Last week we saw how the three-part division of history proposed 200 years ago — Stone, Bronze and Iron ages — might have been a foursome if the Chalcolithic, or Copper Age, had been included. Although copper is relatively abundant and is occasionally found in its pure form, it's not so useful as a tool material because of its softness. Add about 10 percent of arsenic or tin to copper, though, and you get the alloy bronze: harder and more durable than pure copper, easier to work and corrosion resistant. It was the ideal metal for just about everything before the Iron Age.
Absent knowledge of metallurgy, how could the first bronze workers — probably Sumerians living in Mesopotamia around 3500 B.C. — have come up with the magic formula of adding arsenic or tin to copper? We'll never know for sure, of course, but a reasonable speculation is that copper and tin ores found their way into a single firepit, perhaps being used as a fire ring. As the heat smelted the ores, the two molten metals would have combined to form bronze. Since copper melts at 1,085 degrees C (and tin much lower), a firepit could have done the job. However it happened, we can assume serendipity, rather than foreknowledge, played the major role in creating tin bronze.
Arsenic bronze is another useful metal, but early bronze makers must soon have realized that arsenic fumes were making them seriously ill, so they would have looked to tin as the additive to turn copper into bronze. The problem is that tin is a relatively rare element in Earth's crust, and the usual ore — tin oxide, or cassiterite — is found quite erratically around the planet. The closest sources for the ancient Mediterranean and Mesopotamian worlds were Devon and Cornwall in southwest England, Brittany in France and the Erzebirge region on the border of Germany and the Czech Republic. By testing for isotopes, researchers can pinpoint the source of ancient bronze objects discovered in the course of archeological excavations. Turns out, most of the tin used in Europe during the Bronze Age came from mines in Cornwall, meaning that a long-distance trade in tin must have flourished during the two-millennia period from 3300 to 1300 B.C.
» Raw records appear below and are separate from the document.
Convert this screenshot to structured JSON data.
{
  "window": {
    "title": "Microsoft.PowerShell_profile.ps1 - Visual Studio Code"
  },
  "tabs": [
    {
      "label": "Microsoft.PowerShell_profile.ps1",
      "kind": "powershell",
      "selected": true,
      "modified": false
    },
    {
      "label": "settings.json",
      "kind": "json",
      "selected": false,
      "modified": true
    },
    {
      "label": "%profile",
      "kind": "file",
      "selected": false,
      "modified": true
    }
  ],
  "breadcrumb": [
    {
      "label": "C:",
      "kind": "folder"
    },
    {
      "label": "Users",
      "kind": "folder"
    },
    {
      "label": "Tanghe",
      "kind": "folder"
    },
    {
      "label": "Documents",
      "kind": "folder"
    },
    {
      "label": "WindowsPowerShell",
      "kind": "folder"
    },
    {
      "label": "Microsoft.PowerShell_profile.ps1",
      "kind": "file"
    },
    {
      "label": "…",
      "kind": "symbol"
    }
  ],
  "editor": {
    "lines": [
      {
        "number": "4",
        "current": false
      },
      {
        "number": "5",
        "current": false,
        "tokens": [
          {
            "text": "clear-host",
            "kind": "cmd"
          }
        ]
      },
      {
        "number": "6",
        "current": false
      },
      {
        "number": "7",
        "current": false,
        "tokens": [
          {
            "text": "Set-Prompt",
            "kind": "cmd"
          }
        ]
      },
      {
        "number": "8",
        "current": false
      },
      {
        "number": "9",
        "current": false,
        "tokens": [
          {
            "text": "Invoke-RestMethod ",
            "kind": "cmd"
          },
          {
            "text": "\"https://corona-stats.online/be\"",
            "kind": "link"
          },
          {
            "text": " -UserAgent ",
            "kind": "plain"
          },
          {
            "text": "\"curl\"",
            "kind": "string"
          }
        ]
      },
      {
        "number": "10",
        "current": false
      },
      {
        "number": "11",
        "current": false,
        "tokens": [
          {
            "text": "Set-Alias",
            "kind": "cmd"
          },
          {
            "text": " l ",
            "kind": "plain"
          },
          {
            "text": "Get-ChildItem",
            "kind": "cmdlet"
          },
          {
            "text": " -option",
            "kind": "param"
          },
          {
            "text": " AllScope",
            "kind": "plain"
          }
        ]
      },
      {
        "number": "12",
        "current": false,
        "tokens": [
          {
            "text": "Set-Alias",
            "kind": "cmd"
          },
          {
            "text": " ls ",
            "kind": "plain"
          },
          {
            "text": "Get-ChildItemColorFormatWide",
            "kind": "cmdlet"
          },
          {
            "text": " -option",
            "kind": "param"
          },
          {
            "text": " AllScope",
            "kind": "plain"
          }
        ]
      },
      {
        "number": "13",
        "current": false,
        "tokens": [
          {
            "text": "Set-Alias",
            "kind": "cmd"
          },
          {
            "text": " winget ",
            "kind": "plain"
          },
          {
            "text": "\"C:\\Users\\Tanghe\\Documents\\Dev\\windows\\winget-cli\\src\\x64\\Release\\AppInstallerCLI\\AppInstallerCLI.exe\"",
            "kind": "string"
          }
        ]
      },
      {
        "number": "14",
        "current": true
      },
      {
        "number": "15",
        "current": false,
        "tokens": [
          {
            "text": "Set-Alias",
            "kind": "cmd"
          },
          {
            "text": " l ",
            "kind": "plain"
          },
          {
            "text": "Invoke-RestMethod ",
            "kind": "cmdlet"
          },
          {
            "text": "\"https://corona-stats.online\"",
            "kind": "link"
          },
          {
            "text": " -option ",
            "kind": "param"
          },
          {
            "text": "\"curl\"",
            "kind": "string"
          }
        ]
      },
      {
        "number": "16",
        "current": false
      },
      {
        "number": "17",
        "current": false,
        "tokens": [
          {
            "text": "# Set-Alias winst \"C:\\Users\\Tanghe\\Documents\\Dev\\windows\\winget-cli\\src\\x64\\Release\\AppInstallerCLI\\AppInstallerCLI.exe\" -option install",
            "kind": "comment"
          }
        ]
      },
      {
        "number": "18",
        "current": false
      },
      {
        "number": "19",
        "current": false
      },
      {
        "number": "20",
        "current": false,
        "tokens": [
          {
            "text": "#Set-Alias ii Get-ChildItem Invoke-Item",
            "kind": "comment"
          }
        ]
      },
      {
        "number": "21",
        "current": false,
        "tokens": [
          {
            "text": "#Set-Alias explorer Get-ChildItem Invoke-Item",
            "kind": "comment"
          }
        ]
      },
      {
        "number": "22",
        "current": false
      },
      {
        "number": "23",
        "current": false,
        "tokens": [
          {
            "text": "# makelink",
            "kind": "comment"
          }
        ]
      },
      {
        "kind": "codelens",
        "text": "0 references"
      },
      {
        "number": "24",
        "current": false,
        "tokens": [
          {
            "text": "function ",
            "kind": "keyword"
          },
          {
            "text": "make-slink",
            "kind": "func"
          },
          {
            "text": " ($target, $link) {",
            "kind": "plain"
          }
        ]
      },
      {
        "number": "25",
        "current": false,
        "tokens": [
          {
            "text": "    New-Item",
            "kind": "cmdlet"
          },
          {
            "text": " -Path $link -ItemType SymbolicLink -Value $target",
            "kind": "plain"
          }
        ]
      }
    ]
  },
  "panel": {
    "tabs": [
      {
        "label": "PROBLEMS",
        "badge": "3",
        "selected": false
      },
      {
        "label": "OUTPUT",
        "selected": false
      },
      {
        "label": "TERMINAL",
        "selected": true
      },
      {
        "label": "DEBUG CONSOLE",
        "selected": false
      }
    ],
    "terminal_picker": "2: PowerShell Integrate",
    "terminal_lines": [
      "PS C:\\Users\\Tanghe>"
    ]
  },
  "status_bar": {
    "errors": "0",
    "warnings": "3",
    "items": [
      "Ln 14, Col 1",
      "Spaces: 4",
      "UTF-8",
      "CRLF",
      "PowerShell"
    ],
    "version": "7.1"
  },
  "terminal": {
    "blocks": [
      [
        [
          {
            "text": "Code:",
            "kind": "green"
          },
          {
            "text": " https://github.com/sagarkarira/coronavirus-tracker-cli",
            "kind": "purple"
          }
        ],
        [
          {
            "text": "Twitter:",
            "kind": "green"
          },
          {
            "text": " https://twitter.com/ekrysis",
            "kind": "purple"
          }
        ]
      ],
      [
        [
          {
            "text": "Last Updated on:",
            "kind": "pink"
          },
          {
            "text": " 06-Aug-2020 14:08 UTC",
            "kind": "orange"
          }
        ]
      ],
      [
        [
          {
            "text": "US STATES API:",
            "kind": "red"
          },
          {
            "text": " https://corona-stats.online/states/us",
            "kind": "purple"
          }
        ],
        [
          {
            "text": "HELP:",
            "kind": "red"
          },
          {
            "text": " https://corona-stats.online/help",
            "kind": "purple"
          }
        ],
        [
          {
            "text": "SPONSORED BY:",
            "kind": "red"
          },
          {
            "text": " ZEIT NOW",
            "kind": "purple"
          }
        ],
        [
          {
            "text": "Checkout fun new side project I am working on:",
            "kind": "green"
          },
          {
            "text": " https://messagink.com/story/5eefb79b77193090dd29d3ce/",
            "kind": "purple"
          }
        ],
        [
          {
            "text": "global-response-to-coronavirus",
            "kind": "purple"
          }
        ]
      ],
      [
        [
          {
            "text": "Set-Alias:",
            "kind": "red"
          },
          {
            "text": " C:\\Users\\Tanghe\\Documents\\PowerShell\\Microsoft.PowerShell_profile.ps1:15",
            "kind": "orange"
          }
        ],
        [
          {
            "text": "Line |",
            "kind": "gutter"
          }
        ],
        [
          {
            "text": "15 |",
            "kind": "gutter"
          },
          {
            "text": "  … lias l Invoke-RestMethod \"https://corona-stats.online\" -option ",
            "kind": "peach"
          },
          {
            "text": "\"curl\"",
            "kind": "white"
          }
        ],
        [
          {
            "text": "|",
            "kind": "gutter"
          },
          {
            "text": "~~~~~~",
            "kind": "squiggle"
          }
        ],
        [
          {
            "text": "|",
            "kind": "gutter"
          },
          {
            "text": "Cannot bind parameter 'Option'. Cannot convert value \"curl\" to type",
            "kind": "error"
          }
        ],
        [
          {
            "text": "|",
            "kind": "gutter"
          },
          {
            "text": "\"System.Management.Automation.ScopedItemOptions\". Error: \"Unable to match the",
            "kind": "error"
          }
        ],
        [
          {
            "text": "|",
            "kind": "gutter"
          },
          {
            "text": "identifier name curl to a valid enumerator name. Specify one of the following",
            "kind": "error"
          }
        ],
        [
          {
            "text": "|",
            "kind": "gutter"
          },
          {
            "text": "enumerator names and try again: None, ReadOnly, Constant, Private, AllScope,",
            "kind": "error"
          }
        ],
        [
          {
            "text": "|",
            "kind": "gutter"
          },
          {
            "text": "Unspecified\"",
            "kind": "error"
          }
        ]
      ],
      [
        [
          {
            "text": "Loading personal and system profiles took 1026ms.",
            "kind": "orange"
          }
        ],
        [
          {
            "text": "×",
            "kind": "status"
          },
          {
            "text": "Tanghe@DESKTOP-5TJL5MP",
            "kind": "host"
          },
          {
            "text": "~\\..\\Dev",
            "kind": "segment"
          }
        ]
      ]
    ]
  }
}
Providing materials for weapons and armor, agriculture and domestic needs and works of art, bronze seems to have been the catalyst for the growth of cities, development of government, massive building programs (like the Egyptian pyramids) and — perhaps most importantly — the invention of proto-writing. That is, until the Bronze Age Collapse, usually dated to between 1200 and 1150 B.C., which sent the Mediterranean and Near East worlds into a tailspin that lasted several hundred years. Of the many theories proposed as the reason for the collapse, one strong competitor is the interruption of the tin trade routes (caused perhaps by a long-term drought or by relatively minor political upheavals). No tin, no bronze and, without a bronze underpinning, the entire machinery of state was vulnerable to failure.
Following the collapse, states slowly regrouped, concurrent with the start of the Iron Age. This is dated to between 1200 and 600 B.C., depending on the region. Iron is trickier to work than bronze and has a higher melting temperature (1,538 degrees C), but once smelting techniques were developed, iron became the go-to metal for most uses other than statues. For those, bronze remained the perfect material. It still is.
Barry Evans (email@example.com) kept confusing bronze with brass when writing this. Brass is an alloy of copper and zinc.